> _EXERCISE_:
The answer must be every line from the entries below that includes "date".

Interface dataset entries
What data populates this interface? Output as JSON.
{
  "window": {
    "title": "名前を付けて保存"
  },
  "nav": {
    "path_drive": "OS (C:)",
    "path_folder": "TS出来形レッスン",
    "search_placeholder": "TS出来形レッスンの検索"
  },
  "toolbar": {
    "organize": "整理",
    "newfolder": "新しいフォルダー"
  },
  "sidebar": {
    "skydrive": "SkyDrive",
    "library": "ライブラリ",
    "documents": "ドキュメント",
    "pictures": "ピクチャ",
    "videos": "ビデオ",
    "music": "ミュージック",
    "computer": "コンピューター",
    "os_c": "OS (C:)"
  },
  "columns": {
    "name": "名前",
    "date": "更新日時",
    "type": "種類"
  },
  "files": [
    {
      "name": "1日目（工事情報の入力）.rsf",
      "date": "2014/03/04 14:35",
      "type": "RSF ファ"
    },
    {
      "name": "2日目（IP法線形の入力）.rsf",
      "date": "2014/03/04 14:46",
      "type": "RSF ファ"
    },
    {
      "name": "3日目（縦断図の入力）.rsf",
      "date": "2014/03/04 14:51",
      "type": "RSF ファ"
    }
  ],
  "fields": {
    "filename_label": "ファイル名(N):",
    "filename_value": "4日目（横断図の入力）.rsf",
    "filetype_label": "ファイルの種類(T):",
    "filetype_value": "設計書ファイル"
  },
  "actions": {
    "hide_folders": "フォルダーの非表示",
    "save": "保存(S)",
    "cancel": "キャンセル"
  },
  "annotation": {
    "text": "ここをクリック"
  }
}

> _ANSWER FOR THE TASK_:
    "date": "更新日時",
      "date": "2014/03/04 14:35",
      "date": "2014/03/04 14:46",
      "date": "2014/03/04 14:51",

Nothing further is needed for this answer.